Subsequent to the mesencephalon is the diencephalon that is made up of the thalamus and the hypothalamus. To begin with, the thalamus is at the top of the brain stem, and is a large two-lobed structure that contains different pairs of nuclei. The sensory relay nuclei are the nuclei that researchers understand the most. Pinel (2011) discusses that the sensory relay nuclei “…receive signals from sensory receptors, process them, and then transmit them to the appropriate areas of sensory cortex” (p. 66). Next is the hypothalamus, which is below the anterior thalamus. The hypothalamus helps regulate the motivated behaviors; such as sleep, eating, and sexual behavior. Furthermore, the pituitary gland, which regulates the release of hormones, is located dangling from the hypothalamus on the ventral surface of the brain.

However, there are two other structures, the optic chiasm and the mammillary bodies, which are on the inferior surface of the hypothalamus. The optic chiasm is where each eye comes together, and the mammillary bodies are considered to be a part of the hypothalamus. Following the diencephalon is the telencephalon. The telencephalon facilitates the brain’s most compound functions; such as interpreting sensory input, initiating voluntary movement, and mediating complex cognitive processes. Some complex cognitive processes are as follows – learning, problem solving, and speaking (Pinel, 2011. p. 66). To understand the brain, one must understand what the brain is composed of, five different divisions, and the major functions of those divisions.
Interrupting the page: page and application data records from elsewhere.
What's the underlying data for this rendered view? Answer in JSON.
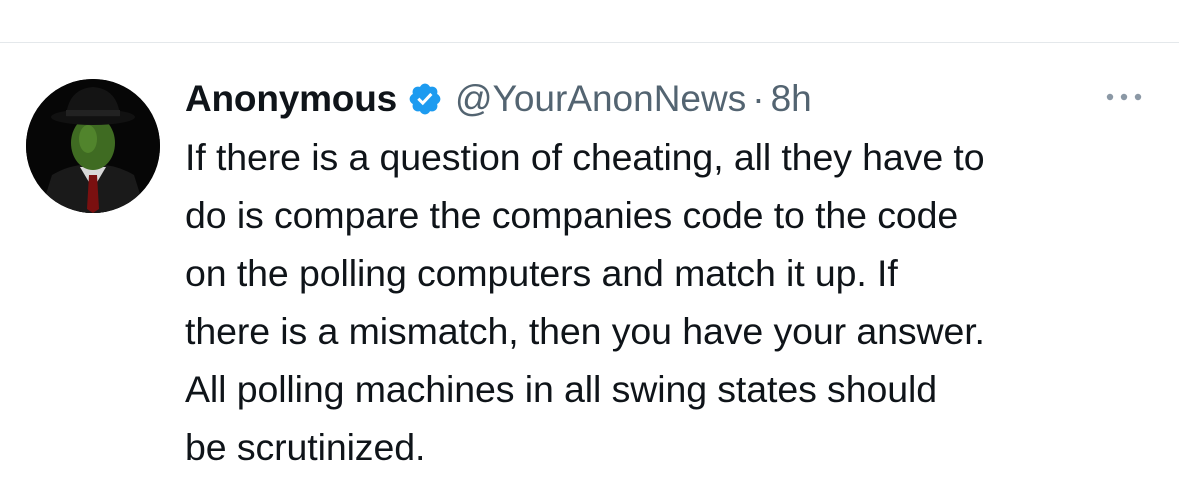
{
  "tweet": {
    "display_name": "Anonymous",
    "verified_icon": "verified-badge-icon",
    "handle": "@YourAnonNews",
    "separator": "·",
    "timestamp": "8h",
    "more_icon": "more-options-icon",
    "text": "If there is a question of cheating, all they have to\ndo is compare the companies code to the code\non the polling computers and match it up.  If\nthere is a mismatch, then you have your answer.\nAll polling machines in all swing states should\nbe scrutinized."
  },
  "colors": {
    "text_primary": "#0f1419",
    "text_secondary": "#536471",
    "verified_blue": "#1d9bf0",
    "divider": "#e4e8eb"
  }
}
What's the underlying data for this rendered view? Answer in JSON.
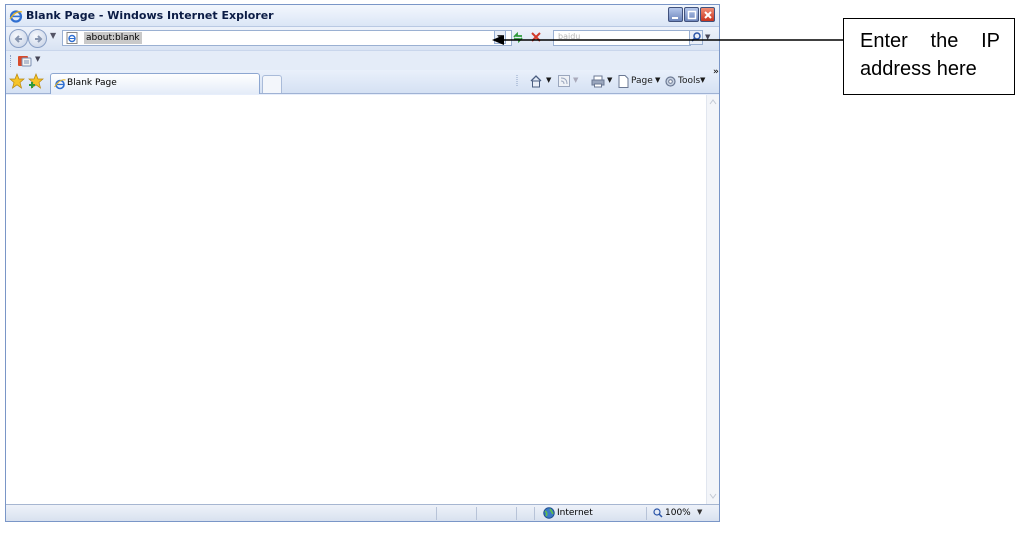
{
  "window": {
    "title": "Blank Page - Windows Internet Explorer"
  },
  "address_bar": {
    "url": "about:blank"
  },
  "search": {
    "placeholder": "baidu"
  },
  "tabs": [
    {
      "label": "Blank Page"
    }
  ],
  "command_bar": {
    "page_label": "Page",
    "tools_label": "Tools",
    "more_label": "»"
  },
  "status_bar": {
    "zone_label": "Internet",
    "zoom_label": "100%"
  },
  "annotation": {
    "text": "Enter the IP address here"
  },
  "colors": {
    "frame_blue": "#7a96c7",
    "close_red": "#c7341f",
    "annotation_text": "#000000"
  }
}
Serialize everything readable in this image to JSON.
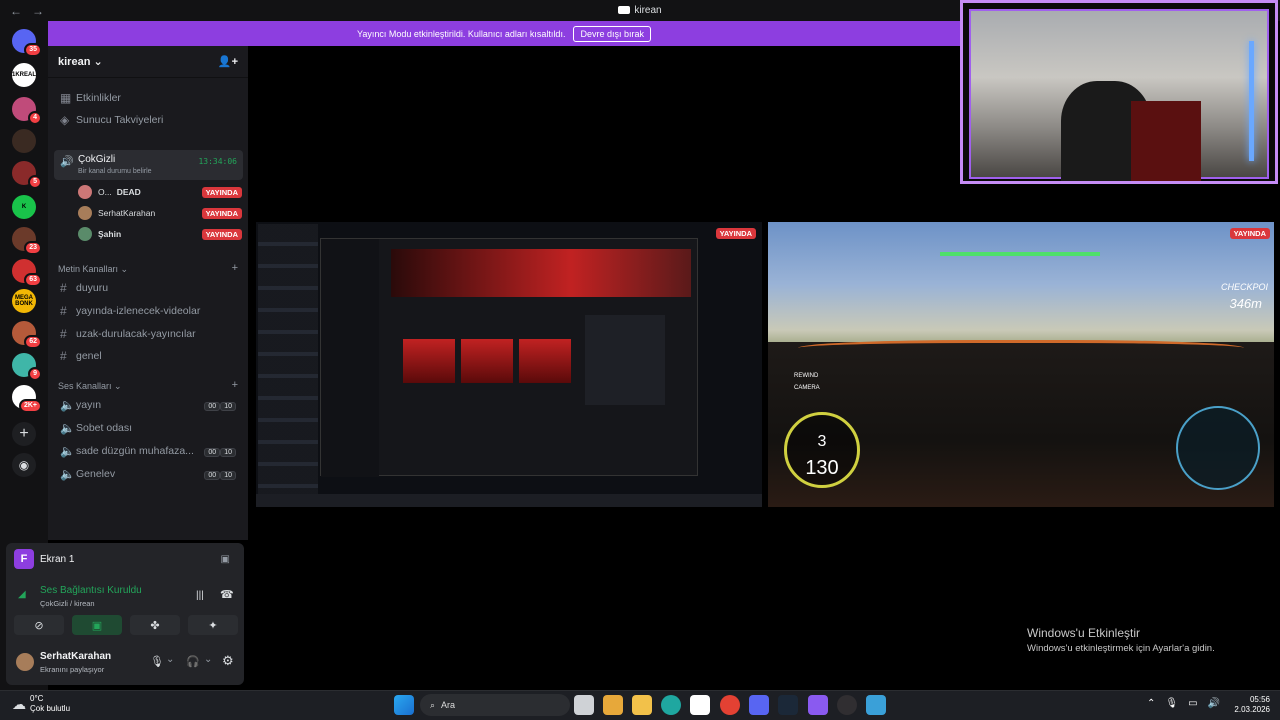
{
  "window": {
    "title": "kirean"
  },
  "banner": {
    "text": "Yayıncı Modu etkinleştirildi. Kullanıcı adları kısaltıldı.",
    "button": "Devre dışı bırak"
  },
  "servers": [
    {
      "color": "#5865f2",
      "badge": "35"
    },
    {
      "color": "#ffffff",
      "badge": "",
      "label": "1KREAL"
    },
    {
      "color": "#c04b7a",
      "badge": "4"
    },
    {
      "color": "#3a2a22",
      "badge": ""
    },
    {
      "color": "#8a2a2a",
      "badge": "5"
    },
    {
      "color": "#19c34a",
      "badge": "",
      "label": "K"
    },
    {
      "color": "#6b3a2a",
      "badge": "23"
    },
    {
      "color": "#d03030",
      "badge": "63"
    },
    {
      "color": "#f2b705",
      "badge": "",
      "label": "MEGA BONK"
    },
    {
      "color": "#b55a3a",
      "badge": "62"
    },
    {
      "color": "#3fb6a8",
      "badge": "9"
    },
    {
      "color": "#ffffff",
      "badge": "2K+"
    }
  ],
  "guild": {
    "name": "kirean",
    "top_items": [
      "Etkinlikler",
      "Sunucu Takviyeleri"
    ],
    "voice_active": {
      "name": "ÇokGizli",
      "status": "Bir kanal durumu belirle",
      "time": "13:34:06",
      "users": [
        {
          "name": "O...",
          "tag": "DEAD",
          "live": "YAYINDA"
        },
        {
          "name": "SerhatKarahan",
          "tag": "",
          "live": "YAYINDA"
        },
        {
          "name": "Şahin",
          "tag": "",
          "live": "YAYINDA"
        }
      ]
    },
    "text_category": "Metin Kanalları",
    "text_channels": [
      "duyuru",
      "yayında-izlenecek-videolar",
      "uzak-durulacak-yayıncılar",
      "genel"
    ],
    "voice_category": "Ses Kanalları",
    "voice_channels": [
      {
        "name": "yayın",
        "a": "00",
        "b": "10"
      },
      {
        "name": "Sobet odası",
        "a": "",
        "b": ""
      },
      {
        "name": "sade düzgün muhafaza...",
        "a": "00",
        "b": "10"
      },
      {
        "name": "Genelev",
        "a": "00",
        "b": "10"
      }
    ]
  },
  "panel": {
    "screen_label": "Ekran 1",
    "screen_initial": "F",
    "connection": "Ses Bağlantısı Kuruldu",
    "connection_sub": "ÇokGizli / kirean",
    "user_name": "SerhatKarahan",
    "user_status": "Ekranını paylaşıyor"
  },
  "streams": {
    "left_live": "YAYINDA",
    "right_live": "YAYINDA"
  },
  "game_hud": {
    "gear": "3",
    "speed": "130",
    "distance": "346m",
    "rewind": "REWIND",
    "camera": "CAMERA",
    "checkpoint": "CHECKPOI"
  },
  "watermark": {
    "title": "Windows'u Etkinleştir",
    "subtitle": "Windows'u etkinleştirmek için Ayarlar'a gidin."
  },
  "taskbar": {
    "weather_temp": "0°C",
    "weather_desc": "Çok bulutlu",
    "search": "Ara",
    "time": "05:56",
    "date": "2.03.2026"
  }
}
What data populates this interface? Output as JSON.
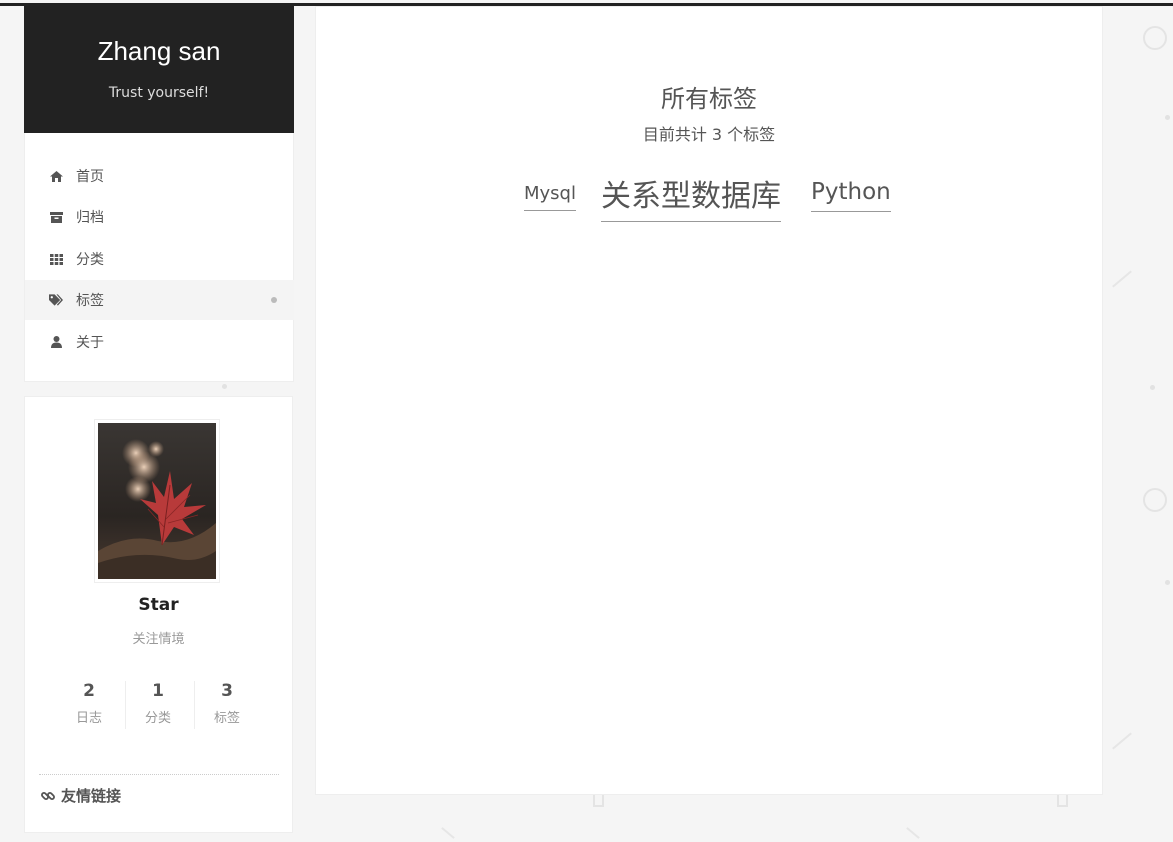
{
  "site": {
    "title": "Zhang san",
    "subtitle": "Trust yourself!"
  },
  "menu": [
    {
      "label": "首页",
      "icon": "home-icon",
      "active": false
    },
    {
      "label": "归档",
      "icon": "archive-icon",
      "active": false
    },
    {
      "label": "分类",
      "icon": "grid-icon",
      "active": false
    },
    {
      "label": "标签",
      "icon": "tags-icon",
      "active": true
    },
    {
      "label": "关于",
      "icon": "user-icon",
      "active": false
    }
  ],
  "author": {
    "name": "Star",
    "description": "关注情境",
    "avatar": "maple-leaf-photo",
    "stats": [
      {
        "count": "2",
        "label": "日志"
      },
      {
        "count": "1",
        "label": "分类"
      },
      {
        "count": "3",
        "label": "标签"
      }
    ],
    "links_title": "友情链接"
  },
  "main": {
    "title": "所有标签",
    "count_text": "目前共计 3 个标签",
    "tags": [
      {
        "label": "Mysql"
      },
      {
        "label": "关系型数据库"
      },
      {
        "label": "Python"
      }
    ]
  },
  "colors": {
    "header_bg": "#222222",
    "active_dot": "#bbbbbb",
    "text": "#555555"
  }
}
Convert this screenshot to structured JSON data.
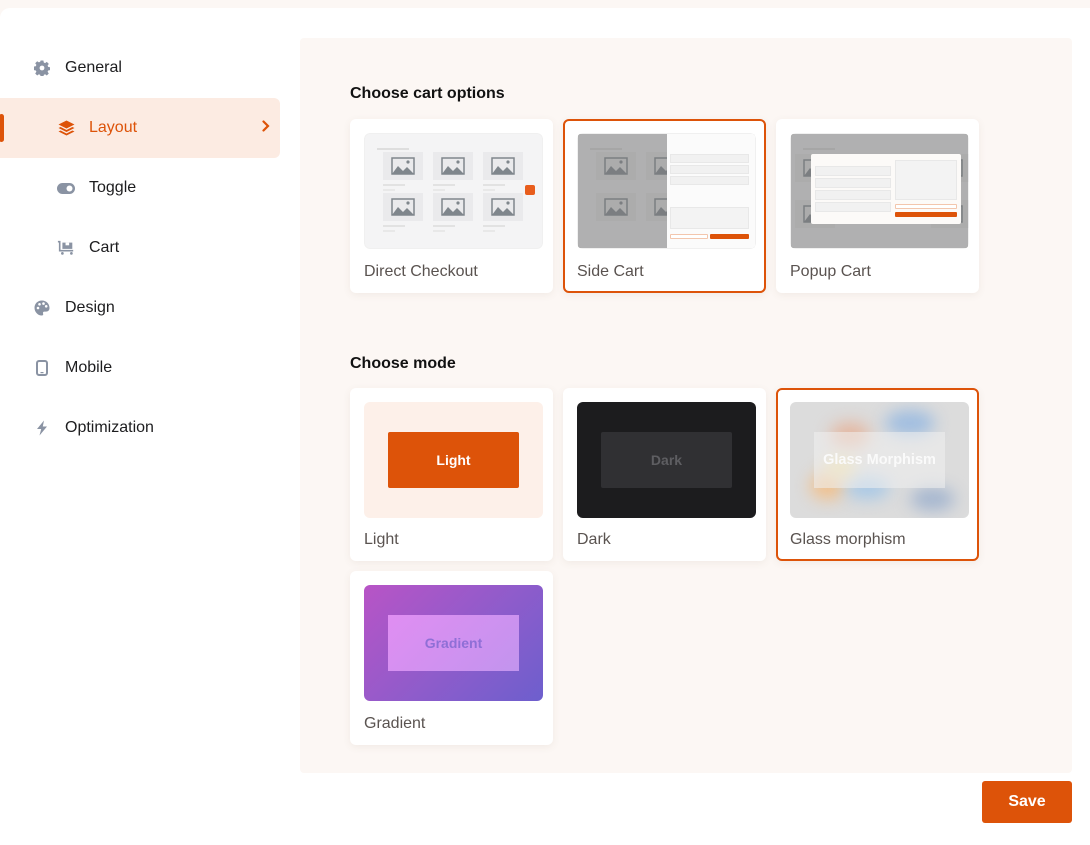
{
  "sidebar": {
    "items": [
      {
        "label": "General",
        "icon": "gear-icon",
        "level": 0
      },
      {
        "label": "Layout",
        "icon": "layers-icon",
        "level": 1,
        "active": true
      },
      {
        "label": "Toggle",
        "icon": "toggle-icon",
        "level": 1
      },
      {
        "label": "Cart",
        "icon": "cart-icon",
        "level": 1
      },
      {
        "label": "Design",
        "icon": "palette-icon",
        "level": 0
      },
      {
        "label": "Mobile",
        "icon": "mobile-icon",
        "level": 0
      },
      {
        "label": "Optimization",
        "icon": "bolt-icon",
        "level": 0
      }
    ]
  },
  "cart_options": {
    "title": "Choose cart options",
    "selected": "Side Cart",
    "options": [
      {
        "label": "Direct Checkout"
      },
      {
        "label": "Side Cart"
      },
      {
        "label": "Popup Cart"
      }
    ]
  },
  "mode": {
    "title": "Choose mode",
    "selected": "Glass morphism",
    "options": [
      {
        "label": "Light",
        "preview_text": "Light"
      },
      {
        "label": "Dark",
        "preview_text": "Dark"
      },
      {
        "label": "Glass morphism",
        "preview_text": "Glass Morphism"
      },
      {
        "label": "Gradient",
        "preview_text": "Gradient"
      }
    ]
  },
  "footer": {
    "save_label": "Save"
  },
  "colors": {
    "accent": "#dd5309",
    "active_bg": "#fcebe2",
    "panel_bg": "#fcf7f4",
    "icon_gray": "#8a93a3"
  }
}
First, the myelencephalon has a variety of functions, for a few examples, the maintenance of muscle, sleep, attention, and respiratory reflexes. Next, the metencephalon and mesencephalon are important to the sensorimotor system. Then, the diencephalon plays a role in the visual, auditory, and somatosensory systems. Last, the telencephalon initiates voluntary movement, mediates the cognitive processes such as learning, problem solving, and speaking, and interprets sensory input. Without understanding these five divisions, one cannot fully understand what causes a person to see, learn, say, or do something.

Pinel, J. P. J. (2011). Biopsychology (8th ed.). Boston, MA: Pearson.

Related Topics

We can write a custom essay

According to Your Specific Requirements

Order an essay
Materials Daily
100,000+ Subjects
2000+ Topics
Free Plagiarism
All Materials
are Cataloged Well

Sorry, but copying text is forbidden on this website. If you need this or any other sample, we can send it to you via email.

By clicking "SEND", you agree to our terms of service and privacy policy. We'll occasionally send you account related and promo emails.
Sorry, but only registered users have full access

How about getting this access

Your Answer Is Very Helpful For Us
Thank You A Lot!


Emma Taylor


Hi there!
Would you like to get such a paper?
How about getting a customized one?

Can't find What you were Looking for?

Get access to our huge, continuously updated knowledge base

The next update will be in:
14 : 59 : 59